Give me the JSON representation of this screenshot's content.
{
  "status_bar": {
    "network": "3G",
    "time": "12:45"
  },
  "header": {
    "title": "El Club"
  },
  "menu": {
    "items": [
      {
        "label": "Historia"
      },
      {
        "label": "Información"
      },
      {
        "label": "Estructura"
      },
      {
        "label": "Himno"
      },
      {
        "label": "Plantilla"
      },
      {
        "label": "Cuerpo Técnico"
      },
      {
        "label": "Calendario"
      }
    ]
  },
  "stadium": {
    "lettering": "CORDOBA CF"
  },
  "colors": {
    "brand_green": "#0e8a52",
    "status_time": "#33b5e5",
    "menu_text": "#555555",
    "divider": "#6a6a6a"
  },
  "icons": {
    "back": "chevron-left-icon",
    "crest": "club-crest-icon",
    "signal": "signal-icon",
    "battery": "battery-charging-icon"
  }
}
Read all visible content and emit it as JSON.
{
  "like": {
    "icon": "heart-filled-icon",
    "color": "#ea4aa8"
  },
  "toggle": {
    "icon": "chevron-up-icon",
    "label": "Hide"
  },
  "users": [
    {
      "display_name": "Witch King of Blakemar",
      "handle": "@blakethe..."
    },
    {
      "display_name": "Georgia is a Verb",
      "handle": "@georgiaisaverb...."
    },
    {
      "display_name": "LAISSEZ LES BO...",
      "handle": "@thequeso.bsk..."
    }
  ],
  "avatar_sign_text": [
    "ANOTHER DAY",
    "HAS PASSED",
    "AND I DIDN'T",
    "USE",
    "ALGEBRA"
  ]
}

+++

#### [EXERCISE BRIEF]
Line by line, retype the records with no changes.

#### [TASK RESULT]
Give me the JSON representation of this screenshot's content.
{
  "status_bar": {
    "network": "3G",
    "time": "12:45"
  },
  "header": {
    "title": "El Club"
  },
  "menu": {
    "items": [
      {
        "label": "Historia"
      },
      {
        "label": "Información"
      },
      {
        "label": "Estructura"
      },
      {
        "label": "Himno"
      },
      {
        "label": "Plantilla"
      },
      {
        "label": "Cuerpo Técnico"
      },
      {
        "label": "Calendario"
      }
    ]
  },
  "stadium": {
    "lettering": "CORDOBA CF"
  },
  "colors": {
    "brand_green": "#0e8a52",
    "status_time": "#33b5e5",
    "menu_text": "#555555",
    "divider": "#6a6a6a"
  },
  "icons": {
    "back": "chevron-left-icon",
    "crest": "club-crest-icon",
    "signal": "signal-icon",
    "battery": "battery-charging-icon"
  }
}
Read all visible content and emit it as JSON.
{
  "like": {
    "icon": "heart-filled-icon",
    "color": "#ea4aa8"
  },
  "toggle": {
    "icon": "chevron-up-icon",
    "label": "Hide"
  },
  "users": [
    {
      "display_name": "Witch King of Blakemar",
      "handle": "@blakethe..."
    },
    {
      "display_name": "Georgia is a Verb",
      "handle": "@georgiaisaverb...."
    },
    {
      "display_name": "LAISSEZ LES BO...",
      "handle": "@thequeso.bsk..."
    }
  ],
  "avatar_sign_text": [
    "ANOTHER DAY",
    "HAS PASSED",
    "AND I DIDN'T",
    "USE",
    "ALGEBRA"
  ]
}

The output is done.